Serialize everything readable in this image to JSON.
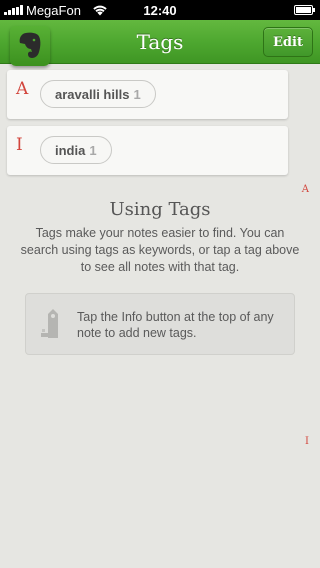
{
  "status_bar": {
    "carrier": "MegaFon",
    "time": "12:40"
  },
  "nav": {
    "title": "Tags",
    "edit_label": "Edit"
  },
  "sections": [
    {
      "letter": "A",
      "tags": [
        {
          "name": "aravalli hills",
          "count": "1"
        }
      ]
    },
    {
      "letter": "I",
      "tags": [
        {
          "name": "india",
          "count": "1"
        }
      ]
    }
  ],
  "index": [
    "A",
    "I"
  ],
  "info": {
    "title": "Using Tags",
    "body": "Tags make your notes easier to find. You can search using tags as keywords, or tap a tag above to see all notes with that tag.",
    "tip": "Tap the Info button at the top of any note to add new tags."
  },
  "colors": {
    "nav_green": "#4ea830",
    "index_red": "#d2453c",
    "background": "#e6e6e2"
  },
  "icons": {
    "logo": "evernote-elephant-icon",
    "tip": "tag-icon",
    "signal": "signal-strength-icon",
    "wifi": "wifi-icon",
    "battery": "battery-icon"
  }
}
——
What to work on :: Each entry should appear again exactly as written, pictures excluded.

Output for this task ::
Serialize everything readable in this image to JSON.
{
  "status_bar": {
    "carrier": "MegaFon",
    "time": "12:40"
  },
  "nav": {
    "title": "Tags",
    "edit_label": "Edit"
  },
  "sections": [
    {
      "letter": "A",
      "tags": [
        {
          "name": "aravalli hills",
          "count": "1"
        }
      ]
    },
    {
      "letter": "I",
      "tags": [
        {
          "name": "india",
          "count": "1"
        }
      ]
    }
  ],
  "index": [
    "A",
    "I"
  ],
  "info": {
    "title": "Using Tags",
    "body": "Tags make your notes easier to find. You can search using tags as keywords, or tap a tag above to see all notes with that tag.",
    "tip": "Tap the Info button at the top of any note to add new tags."
  },
  "colors": {
    "nav_green": "#4ea830",
    "index_red": "#d2453c",
    "background": "#e6e6e2"
  },
  "icons": {
    "logo": "evernote-elephant-icon",
    "tip": "tag-icon",
    "signal": "signal-strength-icon",
    "wifi": "wifi-icon",
    "battery": "battery-icon"
  }
}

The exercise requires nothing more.